(Information supplied)

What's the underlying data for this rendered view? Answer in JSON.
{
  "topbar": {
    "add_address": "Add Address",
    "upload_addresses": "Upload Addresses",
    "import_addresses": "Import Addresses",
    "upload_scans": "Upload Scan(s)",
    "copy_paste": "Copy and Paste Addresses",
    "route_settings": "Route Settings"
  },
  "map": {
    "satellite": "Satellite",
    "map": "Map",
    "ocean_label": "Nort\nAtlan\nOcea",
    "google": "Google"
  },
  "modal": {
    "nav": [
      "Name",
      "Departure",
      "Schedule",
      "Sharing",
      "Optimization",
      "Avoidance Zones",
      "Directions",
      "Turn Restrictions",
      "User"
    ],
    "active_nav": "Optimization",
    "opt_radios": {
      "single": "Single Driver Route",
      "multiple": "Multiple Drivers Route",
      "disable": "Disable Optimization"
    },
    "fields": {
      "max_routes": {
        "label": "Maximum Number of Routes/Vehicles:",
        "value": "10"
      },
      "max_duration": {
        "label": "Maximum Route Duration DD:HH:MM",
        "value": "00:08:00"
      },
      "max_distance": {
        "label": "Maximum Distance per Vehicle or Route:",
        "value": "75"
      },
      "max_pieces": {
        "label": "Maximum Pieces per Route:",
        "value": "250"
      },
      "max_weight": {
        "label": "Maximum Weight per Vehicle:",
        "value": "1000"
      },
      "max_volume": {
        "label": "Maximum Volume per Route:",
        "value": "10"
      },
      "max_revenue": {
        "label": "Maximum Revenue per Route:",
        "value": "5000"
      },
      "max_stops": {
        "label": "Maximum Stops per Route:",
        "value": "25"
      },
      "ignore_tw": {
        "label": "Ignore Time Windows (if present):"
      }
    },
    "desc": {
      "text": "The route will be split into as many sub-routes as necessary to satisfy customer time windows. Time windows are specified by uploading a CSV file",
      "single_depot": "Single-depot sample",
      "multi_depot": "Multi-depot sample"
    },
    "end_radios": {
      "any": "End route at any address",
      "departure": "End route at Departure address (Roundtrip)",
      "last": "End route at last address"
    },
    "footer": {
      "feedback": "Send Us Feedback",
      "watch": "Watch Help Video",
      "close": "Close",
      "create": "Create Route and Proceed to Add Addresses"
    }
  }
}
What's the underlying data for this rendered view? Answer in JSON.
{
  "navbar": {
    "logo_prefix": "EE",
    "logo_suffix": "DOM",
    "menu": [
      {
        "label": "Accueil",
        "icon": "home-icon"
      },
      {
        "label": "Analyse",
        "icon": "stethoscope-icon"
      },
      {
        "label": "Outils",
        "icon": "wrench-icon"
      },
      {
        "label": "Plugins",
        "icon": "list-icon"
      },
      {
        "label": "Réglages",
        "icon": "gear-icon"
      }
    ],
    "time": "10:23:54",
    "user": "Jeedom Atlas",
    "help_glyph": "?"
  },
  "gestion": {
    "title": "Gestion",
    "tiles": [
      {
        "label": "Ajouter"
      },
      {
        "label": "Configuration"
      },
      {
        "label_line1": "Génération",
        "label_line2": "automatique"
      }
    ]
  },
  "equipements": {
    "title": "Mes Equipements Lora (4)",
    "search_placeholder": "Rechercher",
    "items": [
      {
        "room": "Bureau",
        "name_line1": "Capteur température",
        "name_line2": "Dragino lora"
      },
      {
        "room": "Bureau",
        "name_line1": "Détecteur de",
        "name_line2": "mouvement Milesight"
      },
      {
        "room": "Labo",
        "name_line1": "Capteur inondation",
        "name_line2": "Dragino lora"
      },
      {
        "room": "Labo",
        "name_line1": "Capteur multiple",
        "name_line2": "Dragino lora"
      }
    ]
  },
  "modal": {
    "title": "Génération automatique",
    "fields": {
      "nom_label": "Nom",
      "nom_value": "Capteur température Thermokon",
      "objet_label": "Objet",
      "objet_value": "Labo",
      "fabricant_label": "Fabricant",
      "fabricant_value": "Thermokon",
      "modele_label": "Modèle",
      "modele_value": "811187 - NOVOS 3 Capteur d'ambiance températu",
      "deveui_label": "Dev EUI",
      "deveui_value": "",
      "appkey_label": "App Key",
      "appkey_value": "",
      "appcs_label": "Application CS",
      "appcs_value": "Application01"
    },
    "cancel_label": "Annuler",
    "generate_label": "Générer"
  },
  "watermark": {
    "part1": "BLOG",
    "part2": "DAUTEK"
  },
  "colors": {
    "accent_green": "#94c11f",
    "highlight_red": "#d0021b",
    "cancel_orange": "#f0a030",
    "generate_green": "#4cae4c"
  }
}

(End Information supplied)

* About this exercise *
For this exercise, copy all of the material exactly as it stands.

* Exercise result *
What's the underlying data for this rendered view? Answer in JSON.
{
  "topbar": {
    "add_address": "Add Address",
    "upload_addresses": "Upload Addresses",
    "import_addresses": "Import Addresses",
    "upload_scans": "Upload Scan(s)",
    "copy_paste": "Copy and Paste Addresses",
    "route_settings": "Route Settings"
  },
  "map": {
    "satellite": "Satellite",
    "map": "Map",
    "ocean_label": "Nort\nAtlan\nOcea",
    "google": "Google"
  },
  "modal": {
    "nav": [
      "Name",
      "Departure",
      "Schedule",
      "Sharing",
      "Optimization",
      "Avoidance Zones",
      "Directions",
      "Turn Restrictions",
      "User"
    ],
    "active_nav": "Optimization",
    "opt_radios": {
      "single": "Single Driver Route",
      "multiple": "Multiple Drivers Route",
      "disable": "Disable Optimization"
    },
    "fields": {
      "max_routes": {
        "label": "Maximum Number of Routes/Vehicles:",
        "value": "10"
      },
      "max_duration": {
        "label": "Maximum Route Duration DD:HH:MM",
        "value": "00:08:00"
      },
      "max_distance": {
        "label": "Maximum Distance per Vehicle or Route:",
        "value": "75"
      },
      "max_pieces": {
        "label": "Maximum Pieces per Route:",
        "value": "250"
      },
      "max_weight": {
        "label": "Maximum Weight per Vehicle:",
        "value": "1000"
      },
      "max_volume": {
        "label": "Maximum Volume per Route:",
        "value": "10"
      },
      "max_revenue": {
        "label": "Maximum Revenue per Route:",
        "value": "5000"
      },
      "max_stops": {
        "label": "Maximum Stops per Route:",
        "value": "25"
      },
      "ignore_tw": {
        "label": "Ignore Time Windows (if present):"
      }
    },
    "desc": {
      "text": "The route will be split into as many sub-routes as necessary to satisfy customer time windows. Time windows are specified by uploading a CSV file",
      "single_depot": "Single-depot sample",
      "multi_depot": "Multi-depot sample"
    },
    "end_radios": {
      "any": "End route at any address",
      "departure": "End route at Departure address (Roundtrip)",
      "last": "End route at last address"
    },
    "footer": {
      "feedback": "Send Us Feedback",
      "watch": "Watch Help Video",
      "close": "Close",
      "create": "Create Route and Proceed to Add Addresses"
    }
  }
}
What's the underlying data for this rendered view? Answer in JSON.
{
  "navbar": {
    "logo_prefix": "EE",
    "logo_suffix": "DOM",
    "menu": [
      {
        "label": "Accueil",
        "icon": "home-icon"
      },
      {
        "label": "Analyse",
        "icon": "stethoscope-icon"
      },
      {
        "label": "Outils",
        "icon": "wrench-icon"
      },
      {
        "label": "Plugins",
        "icon": "list-icon"
      },
      {
        "label": "Réglages",
        "icon": "gear-icon"
      }
    ],
    "time": "10:23:54",
    "user": "Jeedom Atlas",
    "help_glyph": "?"
  },
  "gestion": {
    "title": "Gestion",
    "tiles": [
      {
        "label": "Ajouter"
      },
      {
        "label": "Configuration"
      },
      {
        "label_line1": "Génération",
        "label_line2": "automatique"
      }
    ]
  },
  "equipements": {
    "title": "Mes Equipements Lora (4)",
    "search_placeholder": "Rechercher",
    "items": [
      {
        "room": "Bureau",
        "name_line1": "Capteur température",
        "name_line2": "Dragino lora"
      },
      {
        "room": "Bureau",
        "name_line1": "Détecteur de",
        "name_line2": "mouvement Milesight"
      },
      {
        "room": "Labo",
        "name_line1": "Capteur inondation",
        "name_line2": "Dragino lora"
      },
      {
        "room": "Labo",
        "name_line1": "Capteur multiple",
        "name_line2": "Dragino lora"
      }
    ]
  },
  "modal": {
    "title": "Génération automatique",
    "fields": {
      "nom_label": "Nom",
      "nom_value": "Capteur température Thermokon",
      "objet_label": "Objet",
      "objet_value": "Labo",
      "fabricant_label": "Fabricant",
      "fabricant_value": "Thermokon",
      "modele_label": "Modèle",
      "modele_value": "811187 - NOVOS 3 Capteur d'ambiance températu",
      "deveui_label": "Dev EUI",
      "deveui_value": "",
      "appkey_label": "App Key",
      "appkey_value": "",
      "appcs_label": "Application CS",
      "appcs_value": "Application01"
    },
    "cancel_label": "Annuler",
    "generate_label": "Générer"
  },
  "watermark": {
    "part1": "BLOG",
    "part2": "DAUTEK"
  },
  "colors": {
    "accent_green": "#94c11f",
    "highlight_red": "#d0021b",
    "cancel_orange": "#f0a030",
    "generate_green": "#4cae4c"
  }
}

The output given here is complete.